I do not have children; but if I had, my hope would be that I raised them to be free thinking, independent adults. My parents did, even if that was not their intentions. With that being the case, the story in this Pixar animated movie was a success. Princess Merida, voiced by Kelly MacDonald (No Country For Old Men, Nanny McPhee), was not going to grow up in the traditions of her mother Queen Elinor, voiced by Emma Thompson (Love Actually, Last Chance Harvey). Merida did not want her parents deciding who she could marry or how she should act. If only she could make her parents understand; the young princess was determined to break the traditions of her family. What I found different in this movie was the presence of a strong conflict between mother and daughter. In my opinion it was about time an animated movie dealt with deeper real life issues, yet still have the elements of a funny Disney movie. There was conflict, a challenge and a consequence; but for the broader audience, there were elements of humor, adventure and fantasy. It was like having a smorgasbord of emotions spread out for the viewer to sample. Visually this movie was stunning; the amount of detail was breathtaking. I was mesmerized by Merida’s beautiful, flaming red hair–it looked so real. Overall I felt the film had a split personality. There seemed to be a shift in focus that dulled the story for me, when the witch’s spell came into play. But like any relationship, one could not pick and chose the parts they liked. The entire movie experience for me was good, not great and I almost felt as if I had just been to Scotland.
2 3/4 stars
The time really has come for those two boys to stop playing with the make-up and just put it away.
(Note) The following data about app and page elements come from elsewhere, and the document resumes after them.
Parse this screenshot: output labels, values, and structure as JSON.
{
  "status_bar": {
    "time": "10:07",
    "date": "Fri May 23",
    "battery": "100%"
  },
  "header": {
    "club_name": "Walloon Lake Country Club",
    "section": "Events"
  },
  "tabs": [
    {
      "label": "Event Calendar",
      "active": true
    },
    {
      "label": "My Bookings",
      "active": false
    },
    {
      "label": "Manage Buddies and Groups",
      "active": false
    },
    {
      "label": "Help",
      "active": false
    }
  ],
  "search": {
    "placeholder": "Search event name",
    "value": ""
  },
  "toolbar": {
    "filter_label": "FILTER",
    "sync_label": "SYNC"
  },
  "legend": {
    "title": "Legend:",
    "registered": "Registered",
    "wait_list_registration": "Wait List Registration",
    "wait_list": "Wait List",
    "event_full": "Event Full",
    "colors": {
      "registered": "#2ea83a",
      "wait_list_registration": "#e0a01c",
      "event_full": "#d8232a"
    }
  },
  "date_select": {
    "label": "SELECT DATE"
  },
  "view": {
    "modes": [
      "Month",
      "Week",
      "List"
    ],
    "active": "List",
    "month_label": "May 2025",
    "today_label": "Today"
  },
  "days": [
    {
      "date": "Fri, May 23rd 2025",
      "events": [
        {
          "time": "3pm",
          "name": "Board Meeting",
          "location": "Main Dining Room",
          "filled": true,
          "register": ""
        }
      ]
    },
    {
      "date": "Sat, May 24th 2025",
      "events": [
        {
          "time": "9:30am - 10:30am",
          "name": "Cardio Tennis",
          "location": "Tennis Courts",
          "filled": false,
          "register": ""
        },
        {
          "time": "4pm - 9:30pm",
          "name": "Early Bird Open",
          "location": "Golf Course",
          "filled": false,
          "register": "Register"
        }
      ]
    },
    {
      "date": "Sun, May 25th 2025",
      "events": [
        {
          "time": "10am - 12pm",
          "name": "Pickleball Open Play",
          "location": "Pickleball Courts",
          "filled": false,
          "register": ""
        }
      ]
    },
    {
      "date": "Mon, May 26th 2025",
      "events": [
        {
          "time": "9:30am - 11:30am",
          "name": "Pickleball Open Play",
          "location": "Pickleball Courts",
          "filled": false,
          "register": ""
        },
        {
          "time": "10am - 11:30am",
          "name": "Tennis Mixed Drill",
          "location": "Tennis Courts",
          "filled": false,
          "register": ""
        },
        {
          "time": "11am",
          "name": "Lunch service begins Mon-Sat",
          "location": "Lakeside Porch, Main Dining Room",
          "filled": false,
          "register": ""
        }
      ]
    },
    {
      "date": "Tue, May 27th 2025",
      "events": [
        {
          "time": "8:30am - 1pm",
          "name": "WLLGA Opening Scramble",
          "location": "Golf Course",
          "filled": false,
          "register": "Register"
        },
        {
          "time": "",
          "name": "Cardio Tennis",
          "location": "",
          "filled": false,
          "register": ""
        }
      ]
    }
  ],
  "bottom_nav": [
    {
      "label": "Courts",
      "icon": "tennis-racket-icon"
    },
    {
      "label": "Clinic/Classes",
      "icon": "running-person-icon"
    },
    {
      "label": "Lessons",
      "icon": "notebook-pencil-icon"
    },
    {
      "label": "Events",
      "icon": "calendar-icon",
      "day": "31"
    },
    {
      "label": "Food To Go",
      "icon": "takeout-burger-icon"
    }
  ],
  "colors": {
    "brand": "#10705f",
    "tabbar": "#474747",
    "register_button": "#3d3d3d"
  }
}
I am referring to Johnny and Timmy. Johnny Depp (Finding Neverland, Alice in Wonderland) was Barnabas Collins, but he could have easily been one of his other characters from his past movies. Tim Burton, the director, made some poor choices when he directed this confused film. It flipped back and forth between being a comedy and a thriller, resulting in a lackluster update of the old television series. Angelique Bouchard, played by Eva Green (The Golden Compass, Casino Royale), placed a curse on Barnabas, turning him into a vampire; then had him buried alive for all eternity. When he unexpectedly was dug up 200 years later, he was determined to revive the family business with the present matriarch Elizabeth Collins Stoddard, played by Michelle Pfeiffer (Batman Returns, Hairspray). I found the humor feeble with only a few funny parts–you may already have seen them in the trailer. Having Johnny’s character taking a stream of vomit in the face was not funny to me. As for Michelle, I thought she should have been used more, giving some heft to her weak character. My disappointment appeared to match the majority of baby boomers seated throughout the theater. As we were leaving our seats, I heard very few comments; only the disappointed sighs of people remembering how much they had enjoyed the TV show.
1 3/4 stars